Rachel Howard

Humanity Restored

At the end of Batsheva Dance Company’s “Last Work,” a man sits with his back to us and his legs spread, apparently masturbating. Then he rotates to face us and we see he is cleaning a machine gun. Meanwhile, club music pounds, a frenzied crowd runs in circles, lights flash, streamers fly. Ian Robinson drags out a microphone and starts lashing it to the floor with masking tape. Then he screams.

The Sum of Its Parts

“Frankenstein” lumbered its way across the pond last weekend with much hoopla about its creator, Liam Scarlett, being the “youngest choreographer ever to have a full-length ballet commissioned by the Royal Ballet,” and advertisements emphasizing that this co-production between San Francisco Ballet and the Royal is “more a love story than a monster story.”

A Civil Affair

More than three decades at the helm of San Francisco Ballet has sharply attuned Helgi Tomasson to the political mood of his high society season opening gala attendees. Eight years ago, with the gala held one night after Barack Obama’s inauguration as president of the United States, Tomasson closed with George Balanchine’s “Stars and Stripes.” Last Thursday, on the eve of Donald Trump’s inauguration, the only red, white and blue to be found were the Bastille Day colors on Vanessa Zahorian’s sash in the pyrotechnic pas de deux from “Flames of Paris.”

The Loveliest Nutcracker

For us ballet diehards, the annual “Nutcracker” marathon performs double duty, filling companies’ coffers for the “real” season, and giving rising talents a chance to step out as one of those myriad Sugar Plum fairies in a mid-run matinee.

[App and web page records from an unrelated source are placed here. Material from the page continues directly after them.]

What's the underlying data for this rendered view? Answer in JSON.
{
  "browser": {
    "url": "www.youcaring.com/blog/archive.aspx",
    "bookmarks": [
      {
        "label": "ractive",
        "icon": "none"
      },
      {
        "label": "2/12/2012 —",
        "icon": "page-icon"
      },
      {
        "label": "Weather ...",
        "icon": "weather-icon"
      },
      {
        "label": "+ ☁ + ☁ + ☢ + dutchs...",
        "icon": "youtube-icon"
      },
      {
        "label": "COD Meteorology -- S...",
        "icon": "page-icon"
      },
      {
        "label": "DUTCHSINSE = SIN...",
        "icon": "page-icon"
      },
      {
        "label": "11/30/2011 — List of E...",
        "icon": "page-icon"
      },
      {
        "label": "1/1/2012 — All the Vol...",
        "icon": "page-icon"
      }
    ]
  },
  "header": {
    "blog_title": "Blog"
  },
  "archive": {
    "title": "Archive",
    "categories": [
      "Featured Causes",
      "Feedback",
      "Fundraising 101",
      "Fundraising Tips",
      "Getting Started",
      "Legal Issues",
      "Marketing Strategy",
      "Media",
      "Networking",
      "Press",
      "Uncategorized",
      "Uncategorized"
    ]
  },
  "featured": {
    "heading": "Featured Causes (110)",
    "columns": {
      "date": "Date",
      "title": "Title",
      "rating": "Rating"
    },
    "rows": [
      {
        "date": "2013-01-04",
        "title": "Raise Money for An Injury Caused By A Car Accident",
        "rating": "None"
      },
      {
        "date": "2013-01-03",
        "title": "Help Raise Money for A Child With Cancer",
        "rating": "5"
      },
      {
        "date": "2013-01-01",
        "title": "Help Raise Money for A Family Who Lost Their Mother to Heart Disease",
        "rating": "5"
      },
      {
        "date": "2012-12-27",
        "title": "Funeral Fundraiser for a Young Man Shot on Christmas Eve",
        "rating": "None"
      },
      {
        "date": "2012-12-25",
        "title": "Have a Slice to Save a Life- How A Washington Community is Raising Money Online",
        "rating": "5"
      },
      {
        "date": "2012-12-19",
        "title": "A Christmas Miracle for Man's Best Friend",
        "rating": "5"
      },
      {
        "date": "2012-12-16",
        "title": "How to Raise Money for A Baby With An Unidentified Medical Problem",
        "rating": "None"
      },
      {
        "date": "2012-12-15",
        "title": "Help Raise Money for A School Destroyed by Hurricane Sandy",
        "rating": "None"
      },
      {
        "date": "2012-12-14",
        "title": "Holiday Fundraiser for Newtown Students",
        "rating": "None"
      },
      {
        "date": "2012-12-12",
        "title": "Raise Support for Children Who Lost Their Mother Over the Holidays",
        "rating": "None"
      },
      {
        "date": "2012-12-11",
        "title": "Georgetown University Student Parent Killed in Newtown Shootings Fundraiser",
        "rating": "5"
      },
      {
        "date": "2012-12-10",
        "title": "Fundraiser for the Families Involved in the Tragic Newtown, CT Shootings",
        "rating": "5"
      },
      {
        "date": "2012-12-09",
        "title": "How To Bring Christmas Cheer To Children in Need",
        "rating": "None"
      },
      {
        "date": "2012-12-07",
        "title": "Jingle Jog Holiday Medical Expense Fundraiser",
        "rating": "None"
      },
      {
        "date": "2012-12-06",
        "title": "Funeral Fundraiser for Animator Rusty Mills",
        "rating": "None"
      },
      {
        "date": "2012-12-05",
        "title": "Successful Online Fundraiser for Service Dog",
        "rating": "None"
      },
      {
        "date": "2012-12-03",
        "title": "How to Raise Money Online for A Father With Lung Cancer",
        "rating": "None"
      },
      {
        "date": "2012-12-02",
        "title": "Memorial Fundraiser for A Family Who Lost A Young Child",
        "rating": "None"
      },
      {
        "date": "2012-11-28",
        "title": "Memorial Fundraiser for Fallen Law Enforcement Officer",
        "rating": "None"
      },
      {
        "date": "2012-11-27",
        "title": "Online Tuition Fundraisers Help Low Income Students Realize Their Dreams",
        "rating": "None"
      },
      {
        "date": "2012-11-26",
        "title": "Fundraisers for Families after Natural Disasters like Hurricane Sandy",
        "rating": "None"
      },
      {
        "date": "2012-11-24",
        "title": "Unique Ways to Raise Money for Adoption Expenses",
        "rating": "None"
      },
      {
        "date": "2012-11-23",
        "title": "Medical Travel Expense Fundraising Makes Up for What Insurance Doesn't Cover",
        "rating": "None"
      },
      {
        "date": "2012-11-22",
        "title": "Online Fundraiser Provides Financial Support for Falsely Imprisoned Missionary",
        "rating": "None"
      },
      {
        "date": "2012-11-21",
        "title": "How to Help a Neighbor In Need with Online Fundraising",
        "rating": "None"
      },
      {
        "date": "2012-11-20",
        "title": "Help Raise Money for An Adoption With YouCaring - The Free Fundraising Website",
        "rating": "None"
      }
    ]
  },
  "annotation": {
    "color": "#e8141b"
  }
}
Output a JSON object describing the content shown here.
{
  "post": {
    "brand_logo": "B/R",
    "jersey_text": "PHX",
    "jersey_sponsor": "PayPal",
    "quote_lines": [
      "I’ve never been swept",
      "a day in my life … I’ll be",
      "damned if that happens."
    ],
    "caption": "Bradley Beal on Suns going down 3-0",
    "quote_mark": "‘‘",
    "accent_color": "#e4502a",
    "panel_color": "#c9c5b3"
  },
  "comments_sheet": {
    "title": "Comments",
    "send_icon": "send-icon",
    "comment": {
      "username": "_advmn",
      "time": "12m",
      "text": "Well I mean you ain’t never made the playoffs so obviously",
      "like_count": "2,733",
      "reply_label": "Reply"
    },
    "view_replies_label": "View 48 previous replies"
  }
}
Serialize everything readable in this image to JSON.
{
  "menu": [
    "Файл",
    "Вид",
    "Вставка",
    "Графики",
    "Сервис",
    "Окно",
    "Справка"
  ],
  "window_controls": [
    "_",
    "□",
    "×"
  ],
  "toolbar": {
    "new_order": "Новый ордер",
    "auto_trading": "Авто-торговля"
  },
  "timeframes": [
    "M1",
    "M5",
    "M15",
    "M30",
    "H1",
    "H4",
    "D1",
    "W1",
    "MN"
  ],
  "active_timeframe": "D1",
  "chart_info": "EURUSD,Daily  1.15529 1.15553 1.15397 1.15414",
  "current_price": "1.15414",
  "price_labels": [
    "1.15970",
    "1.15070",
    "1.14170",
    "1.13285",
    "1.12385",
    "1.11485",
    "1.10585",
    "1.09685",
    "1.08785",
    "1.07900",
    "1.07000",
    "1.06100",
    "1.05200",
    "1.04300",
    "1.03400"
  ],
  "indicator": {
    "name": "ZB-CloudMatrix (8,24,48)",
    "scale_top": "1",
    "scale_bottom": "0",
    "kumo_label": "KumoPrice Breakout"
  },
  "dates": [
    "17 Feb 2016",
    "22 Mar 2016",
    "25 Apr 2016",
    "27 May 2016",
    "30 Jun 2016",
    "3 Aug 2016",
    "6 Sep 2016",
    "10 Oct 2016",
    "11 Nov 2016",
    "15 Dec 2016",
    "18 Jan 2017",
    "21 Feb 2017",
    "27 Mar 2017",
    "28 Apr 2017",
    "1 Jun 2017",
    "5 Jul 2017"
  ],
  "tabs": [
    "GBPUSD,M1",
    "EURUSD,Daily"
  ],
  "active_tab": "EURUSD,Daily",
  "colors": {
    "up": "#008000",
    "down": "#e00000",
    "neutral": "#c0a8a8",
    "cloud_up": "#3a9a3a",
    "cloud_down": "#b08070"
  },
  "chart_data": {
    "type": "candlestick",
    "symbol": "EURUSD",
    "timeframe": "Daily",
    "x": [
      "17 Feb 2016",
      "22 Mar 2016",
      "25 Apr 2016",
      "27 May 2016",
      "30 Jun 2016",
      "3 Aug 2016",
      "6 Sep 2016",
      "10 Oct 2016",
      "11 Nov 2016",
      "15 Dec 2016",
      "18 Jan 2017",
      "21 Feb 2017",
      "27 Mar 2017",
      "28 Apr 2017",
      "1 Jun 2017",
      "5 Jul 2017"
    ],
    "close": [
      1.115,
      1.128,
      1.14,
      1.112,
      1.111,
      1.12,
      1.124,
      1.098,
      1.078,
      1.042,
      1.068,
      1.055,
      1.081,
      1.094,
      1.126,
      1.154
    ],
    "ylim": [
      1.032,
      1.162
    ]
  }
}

Shapes & Lines

It happened six days ago; it happened in a different age. An age in which we believed a racist, misogynist sociopath like Donald Trump could never be president. The audience at San Francisco’s Yerba Buena Center for the Arts Theater rose immediately, en masse, and poured forth solemn, awed applause for the LINES Ballet dancers.

Classical, Revisited

I had the fortune to sit next to two very charming and chatty longtime Smuin fans for the company’s San Francisco run of its fall triple-bill. David and Dan, let’s call them, are in my experience representative of the 16-dancer troupe’s loyal base.
Rachel Howard

Rachel Howard

Rachel Howard is the former lead dance critic of the San Francisco Chronicle. Her dance writing has also appeared in the New York Times, the Hudson Review, Ballet Review, San Francisco Magazine and Dance Magazine. Her website is www.rachelhoward.com.